1. Invest in a good planner: You might have heard that time management is everything in college. I cannot emphasize enough how important time management is. Sure, you get a small taste of time management in high school, but your time management skills (or the skills you thought you had) are really tested once you enter college. Last year I invested in a monthly planner at the last moment, which served its purpose. It helped me stay on track and informed me of upcoming deadlines. This year however, I invested in a very detailed oriented planner which includes a weekly and monthly outlook. Organization is everything in college. Trust me when I say this: when you’re organized, you feel great.

2. Planner app: This may sound redundant since I just talked about investing in a physical planner, but last year I took the time to download a planner app onto my phone. It was magical. It really helped me stay on track with school work, appointments and social events.

3. A reusable water bottle: Staying hydrated is important! I take my water bottle everywhere I go. I also would like to think that I’m being green since I invested in a reusable water bottle. Plus, since I purchased mine from my college’s bookstore, it also gives me a little school spirit wherever I go.

4. Pack a (healthy) snack: I always like to bring a healthy snack with me before I leave my dorm room or the dining hall. Sometimes I’ll grab a banana before I leave the dining center. Other times I’ll quickly slip a Clif Bar into my purse before I leave my room and head to class. Keeping your energy up is important. There’s nothing worse than coming to class exhausted and looking uninterested in the subject.

5. Dress for success: Am I saying to go dressed in your prom dress or wear a tuxedo everyday? No. But when you look great, you feel great. Your peers and professors will also notice that you’re putting in the effort to look presentable.

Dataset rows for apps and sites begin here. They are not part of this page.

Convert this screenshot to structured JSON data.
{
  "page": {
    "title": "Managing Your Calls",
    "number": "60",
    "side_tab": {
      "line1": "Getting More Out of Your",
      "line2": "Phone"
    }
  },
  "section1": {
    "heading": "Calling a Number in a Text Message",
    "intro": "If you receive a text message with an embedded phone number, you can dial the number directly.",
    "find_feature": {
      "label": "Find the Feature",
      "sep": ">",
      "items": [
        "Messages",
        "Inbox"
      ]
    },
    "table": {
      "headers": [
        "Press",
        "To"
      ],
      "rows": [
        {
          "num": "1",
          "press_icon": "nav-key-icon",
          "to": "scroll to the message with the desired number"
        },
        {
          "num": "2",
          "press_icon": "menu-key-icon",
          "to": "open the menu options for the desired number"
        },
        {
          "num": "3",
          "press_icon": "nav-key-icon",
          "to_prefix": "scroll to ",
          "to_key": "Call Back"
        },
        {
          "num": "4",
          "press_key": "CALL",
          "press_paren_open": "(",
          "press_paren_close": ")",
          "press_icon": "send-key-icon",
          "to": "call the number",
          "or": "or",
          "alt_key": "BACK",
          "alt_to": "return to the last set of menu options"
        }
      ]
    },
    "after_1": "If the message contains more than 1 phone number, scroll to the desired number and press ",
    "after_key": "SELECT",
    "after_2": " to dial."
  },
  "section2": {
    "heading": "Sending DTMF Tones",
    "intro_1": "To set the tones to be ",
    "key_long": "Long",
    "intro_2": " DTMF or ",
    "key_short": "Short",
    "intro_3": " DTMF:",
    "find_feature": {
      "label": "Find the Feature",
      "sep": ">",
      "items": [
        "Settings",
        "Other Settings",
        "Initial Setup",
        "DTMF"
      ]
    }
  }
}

Introducing the College Confessionals

College. It seems unreal to think that the first year of college has flown by. As I pause to ponder for a mere minute, I focus on staring outside the window which currently shows bleak looking weather. Ed Sheeran is softly playing in the background-something I find essential whenever there is a thunderstorm. Perhaps it is a bit dramatic to have Kiss Me playing on repeat, but I believe that I have dramatic tendencies.  That would explain my draw towards the theater arts and orchestral music.

I return my gaze back to my laptop’s screen, unsure of what to truly write. I shift the song to Jackie Evancho’s new single Apocalypse, hoping that will inspire words to bubble up and overflow within me and unto this page.

Before I stepped onto campus, college was a conundrum to me. I use the term conundrum loosely. I knew what college was. I was excited about the idea of studying what I was passionate about, about learning, and the opportunities that awaited me. Nervous was the perfect word to describe how I felt as well. At one moment I was excited to begin a new journey. At another moment, butterflies would fly viciously in my stomach.

There are multiple reasons why I have decided to dedicate a portion of my time to blogging, and create a category called the College Confessionals. For those who are eagerly (or nervously awaiting) college, I hope to be of some help. Or at least a source that you can relate to even if it is only a little bit. The words that I write about college is from my own personal experience. My own experiences, tips and tricks, and reflections are exactly that: my own. Each college journey is different for everyone, but this blog will be about mine. Over the past couple of years many people have “confided” to me that college has been the best four years of their life. It is with that thought in mind that I have decided to document my own four years.

Another reason why I have taken a particular interest in creating this blog is because for me, it is a therapeutic way to journal. I have tried many a times to journal daily but always feel as if nothing extremely important has occurred in my life. With Ages Ago, I hope that  while my blogging may not be everyday, it can still serve as a type of journal that documents my life.

Welcome to the College Confessionals.